Gender norms and HIV testing/treatment uptake: evidence from a large population-based sample in South Africa
J. Pulerwitz, A. Gottert, K. Kahn, N. Haberland, A. Julien, A. Selin, R. Twine, D. Peacock, X. Gómez-Olivé, S. A. Lippman, and A. Pettifor
2019. AIDS and Behavior. Online ahead of print, 29 July

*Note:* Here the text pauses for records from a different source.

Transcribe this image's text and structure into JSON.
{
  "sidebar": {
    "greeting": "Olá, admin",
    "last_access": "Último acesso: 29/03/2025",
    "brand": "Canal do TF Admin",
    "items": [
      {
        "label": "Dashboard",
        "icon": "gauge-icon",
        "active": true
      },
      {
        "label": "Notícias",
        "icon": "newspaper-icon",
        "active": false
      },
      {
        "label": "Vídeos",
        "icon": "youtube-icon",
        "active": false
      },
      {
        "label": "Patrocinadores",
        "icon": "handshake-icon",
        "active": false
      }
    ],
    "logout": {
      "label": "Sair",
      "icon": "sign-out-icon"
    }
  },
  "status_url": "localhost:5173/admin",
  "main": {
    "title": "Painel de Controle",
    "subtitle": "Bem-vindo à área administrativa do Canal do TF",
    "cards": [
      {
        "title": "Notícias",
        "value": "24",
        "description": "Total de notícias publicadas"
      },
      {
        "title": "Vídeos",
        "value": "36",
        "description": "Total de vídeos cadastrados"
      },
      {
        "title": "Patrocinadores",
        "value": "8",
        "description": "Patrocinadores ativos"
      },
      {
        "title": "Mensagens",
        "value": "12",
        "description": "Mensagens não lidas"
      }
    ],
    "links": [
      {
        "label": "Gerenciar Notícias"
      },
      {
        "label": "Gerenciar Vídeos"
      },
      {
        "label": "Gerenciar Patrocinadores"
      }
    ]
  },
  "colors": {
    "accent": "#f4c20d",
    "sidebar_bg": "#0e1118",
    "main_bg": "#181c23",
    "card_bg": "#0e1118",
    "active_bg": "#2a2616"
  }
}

How does the endorsement of different dimensions of gender norms by men and/or women influence their use of HIV testing and antiretroviral treatment? This question was examined using data from a 2014 population-based survey of 1053 women and 1004 men, ages 18–49, in rural South Africa. We used a global measure for views toward gender norms (the GEM Scale), plus four subsets of scale items (all reliabilities ≥ 0.7). In multivariate analyses using the global measure, endorsement of inequitable gender norms was associated with more testing (AOR 2.47, p < 0.01) and less treatment use (AOR 0.15, p < 0.01) among women but not men. When examining specific subsets of inequitable norms (e.g., endorsing men as the primary decision-maker), decreased odds of treatment use was found for men as well (AOR 0.18, p < 0.01). Careful attention to the role specific gender norms play in HIV service uptake can yield useful programmatic recommendations.